A collaborative effort between Jamestown Public Schools and the Jamestown YMCA helped students to learn about water safety.
On Wednesday, second-graders from Ring Elementary School participated in the Y's Aquatic Safety Day to learn ways to help themselves and others around water and ice.
The program was hosted at the Y's upper pool, where the students learned about three distinct water-safety components: rules and personal safety, helping others, and boating safety. The two-hour program was chiefly run by Jason Chinni, aquatics director, and Maria Roehmholdt, assistant aquatics director.
Students wearing lifejackets prepare to jump in and experience how they work firsthand.
P-J photo by Gavin Paterniti
According to Roehmholdt, who is also the ASD program coordinator, collaboration with JPS for the program is in its fifth year.
"Every second-grader in (JPS) comes through," she said. "The Y pays for the program itself, and the school district pays for the busing to come here. They send (the students) in, and we teach them every aspect of water safety, (such as) rescues and boating safety. We stress that they can't jump in, it's only lifeguards, and adults should always be present."

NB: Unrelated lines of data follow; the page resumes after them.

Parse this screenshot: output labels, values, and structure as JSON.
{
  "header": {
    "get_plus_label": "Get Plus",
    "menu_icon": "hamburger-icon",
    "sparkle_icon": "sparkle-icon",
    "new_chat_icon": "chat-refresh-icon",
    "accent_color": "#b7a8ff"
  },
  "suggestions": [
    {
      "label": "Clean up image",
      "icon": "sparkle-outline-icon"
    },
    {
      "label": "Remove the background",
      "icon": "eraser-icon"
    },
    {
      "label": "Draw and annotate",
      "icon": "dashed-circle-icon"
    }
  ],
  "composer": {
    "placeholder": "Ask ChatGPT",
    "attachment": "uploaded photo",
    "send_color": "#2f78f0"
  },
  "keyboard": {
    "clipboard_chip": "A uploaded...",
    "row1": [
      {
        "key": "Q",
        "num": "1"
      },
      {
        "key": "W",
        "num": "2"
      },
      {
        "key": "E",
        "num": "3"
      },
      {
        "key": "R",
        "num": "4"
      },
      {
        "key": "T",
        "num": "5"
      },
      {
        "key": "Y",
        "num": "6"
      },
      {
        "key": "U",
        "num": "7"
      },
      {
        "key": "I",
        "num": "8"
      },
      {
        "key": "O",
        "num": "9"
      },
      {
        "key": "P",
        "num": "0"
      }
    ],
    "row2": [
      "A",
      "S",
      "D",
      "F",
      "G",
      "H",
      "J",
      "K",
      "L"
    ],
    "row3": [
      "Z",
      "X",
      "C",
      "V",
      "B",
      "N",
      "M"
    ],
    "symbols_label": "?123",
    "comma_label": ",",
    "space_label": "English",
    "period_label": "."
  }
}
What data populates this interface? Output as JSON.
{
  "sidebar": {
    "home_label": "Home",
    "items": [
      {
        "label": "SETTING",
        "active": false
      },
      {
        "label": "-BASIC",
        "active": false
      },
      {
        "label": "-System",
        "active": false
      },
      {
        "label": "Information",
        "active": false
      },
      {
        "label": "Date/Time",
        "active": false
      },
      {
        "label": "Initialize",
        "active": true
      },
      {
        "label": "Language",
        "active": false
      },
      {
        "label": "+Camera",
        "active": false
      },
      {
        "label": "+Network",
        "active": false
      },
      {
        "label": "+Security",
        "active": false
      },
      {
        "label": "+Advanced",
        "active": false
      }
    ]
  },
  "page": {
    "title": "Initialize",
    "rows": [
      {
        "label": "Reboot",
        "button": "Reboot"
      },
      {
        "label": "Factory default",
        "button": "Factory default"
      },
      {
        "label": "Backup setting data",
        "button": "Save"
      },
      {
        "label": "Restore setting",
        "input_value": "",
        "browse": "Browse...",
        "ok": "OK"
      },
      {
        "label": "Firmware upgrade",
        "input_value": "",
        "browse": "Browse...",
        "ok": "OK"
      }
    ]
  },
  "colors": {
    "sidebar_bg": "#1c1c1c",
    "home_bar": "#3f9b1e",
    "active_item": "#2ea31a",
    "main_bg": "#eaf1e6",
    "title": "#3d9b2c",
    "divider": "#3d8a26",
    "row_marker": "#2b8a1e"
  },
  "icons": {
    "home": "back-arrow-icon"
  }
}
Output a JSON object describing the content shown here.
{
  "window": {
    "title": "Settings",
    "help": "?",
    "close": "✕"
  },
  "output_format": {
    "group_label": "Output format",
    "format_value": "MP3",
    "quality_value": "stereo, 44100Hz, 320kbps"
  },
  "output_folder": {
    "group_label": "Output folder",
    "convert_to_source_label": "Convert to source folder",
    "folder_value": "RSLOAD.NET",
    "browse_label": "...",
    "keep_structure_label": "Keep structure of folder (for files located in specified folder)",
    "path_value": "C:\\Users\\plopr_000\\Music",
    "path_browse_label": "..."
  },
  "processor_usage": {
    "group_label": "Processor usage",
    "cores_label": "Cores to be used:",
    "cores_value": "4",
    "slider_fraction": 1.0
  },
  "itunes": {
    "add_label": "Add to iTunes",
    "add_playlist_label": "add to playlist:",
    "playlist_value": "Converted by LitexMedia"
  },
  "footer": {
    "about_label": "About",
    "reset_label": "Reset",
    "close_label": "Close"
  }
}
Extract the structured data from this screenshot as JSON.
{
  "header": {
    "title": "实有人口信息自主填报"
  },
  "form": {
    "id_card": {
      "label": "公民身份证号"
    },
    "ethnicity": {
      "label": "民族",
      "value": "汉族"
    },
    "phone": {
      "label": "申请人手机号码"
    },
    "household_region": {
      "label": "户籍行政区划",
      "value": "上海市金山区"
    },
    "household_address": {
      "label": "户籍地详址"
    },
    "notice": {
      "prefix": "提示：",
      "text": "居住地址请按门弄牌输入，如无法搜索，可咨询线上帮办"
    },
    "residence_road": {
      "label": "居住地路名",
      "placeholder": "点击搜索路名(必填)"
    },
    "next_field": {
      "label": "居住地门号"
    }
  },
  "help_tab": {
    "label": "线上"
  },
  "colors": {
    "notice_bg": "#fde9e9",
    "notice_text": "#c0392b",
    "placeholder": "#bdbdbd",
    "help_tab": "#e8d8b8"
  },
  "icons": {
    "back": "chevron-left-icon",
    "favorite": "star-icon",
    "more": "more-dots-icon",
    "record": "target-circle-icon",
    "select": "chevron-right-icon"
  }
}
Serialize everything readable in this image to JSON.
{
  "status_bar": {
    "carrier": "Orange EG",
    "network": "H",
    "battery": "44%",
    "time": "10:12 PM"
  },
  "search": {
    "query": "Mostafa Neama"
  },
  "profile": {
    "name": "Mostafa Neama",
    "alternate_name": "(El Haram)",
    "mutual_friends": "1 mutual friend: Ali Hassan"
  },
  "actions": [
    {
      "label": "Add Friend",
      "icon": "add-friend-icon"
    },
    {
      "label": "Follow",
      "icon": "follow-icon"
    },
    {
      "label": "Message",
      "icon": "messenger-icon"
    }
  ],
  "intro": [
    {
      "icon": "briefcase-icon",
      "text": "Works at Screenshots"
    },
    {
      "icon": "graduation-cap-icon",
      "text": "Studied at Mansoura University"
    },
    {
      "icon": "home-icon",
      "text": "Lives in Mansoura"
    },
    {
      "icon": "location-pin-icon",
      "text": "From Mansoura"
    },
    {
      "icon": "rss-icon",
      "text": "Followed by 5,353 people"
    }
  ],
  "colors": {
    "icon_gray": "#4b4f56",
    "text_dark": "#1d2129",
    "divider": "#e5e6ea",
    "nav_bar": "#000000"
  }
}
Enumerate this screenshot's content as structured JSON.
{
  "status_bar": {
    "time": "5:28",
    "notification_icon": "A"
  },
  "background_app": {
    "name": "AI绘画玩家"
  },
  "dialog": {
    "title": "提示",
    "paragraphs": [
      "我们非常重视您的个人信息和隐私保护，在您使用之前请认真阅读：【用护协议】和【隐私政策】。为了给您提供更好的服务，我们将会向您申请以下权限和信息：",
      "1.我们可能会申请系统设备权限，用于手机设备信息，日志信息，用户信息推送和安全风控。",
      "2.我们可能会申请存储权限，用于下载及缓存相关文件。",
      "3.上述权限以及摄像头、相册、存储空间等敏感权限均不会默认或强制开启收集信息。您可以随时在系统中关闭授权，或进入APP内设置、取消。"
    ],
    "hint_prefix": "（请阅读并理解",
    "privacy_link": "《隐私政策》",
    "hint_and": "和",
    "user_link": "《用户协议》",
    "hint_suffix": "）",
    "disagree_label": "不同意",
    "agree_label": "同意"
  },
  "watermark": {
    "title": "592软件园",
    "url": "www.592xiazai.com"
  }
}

During the program, students learned that they should never jump in a body of water to attempt to save somebody. Rather, they were taught to employ items on-hand to retrieve someone from the water, such as poles or flotation devices of any kind. The students were then divided up into groups before getting in the water themselves to experience these rescue techniques firsthand.
Roehmholdt said the concept behind the ASD program came about through a personal experience she had.
"I had one of my kid's friends in my backyard, who jumped in (the pool) with his lifejacket on, because he was terrified of the water," she said. "And I had to jump in and rescue him, because he was absolutely terrified even with the life jacket. At that point, I said, 'We have to do something, because there are too many kids that are not exposed to water.'"
She added: "We've discovered that about 85 to 90 percent of the kids that come through don't know how to swim, have never been exposed to the water and don't have any clue what to do if something were to go wrong. So, as a safety aspect, this is their exposure. And with water being so close in Chautauqua County, it's all over the place."
The students also donned lifejackets to experience for themselves how they work. A rowboat was also implemented to demonstrate boat safety and what to do if someone falls overboard.
Marcella Centi, a second-grade teacher at Ring, said the ASD program provides her students with valuable information they would not otherwise receive.
"(The Y) is wonderful to work with," she said. "It's probably the easiest field trip, from our end, to plan, and the program itself is phenomenal. I've seen kids come in that are petrified of the water, and (Jason) has just this magical way about him that gets them in the water, and soothes some nerves and teaches them some wonderful things. It's not necessarily (teaching) swimming, it's what to do to be safe around water."
At the end of the program, the students received participation lanyards, a booklet outlining for parents what the students learned and a coloring book reiterating safety techniques for the students.
By the end of the school year, the ASD program will have educated 1,400 JPS students about water safety.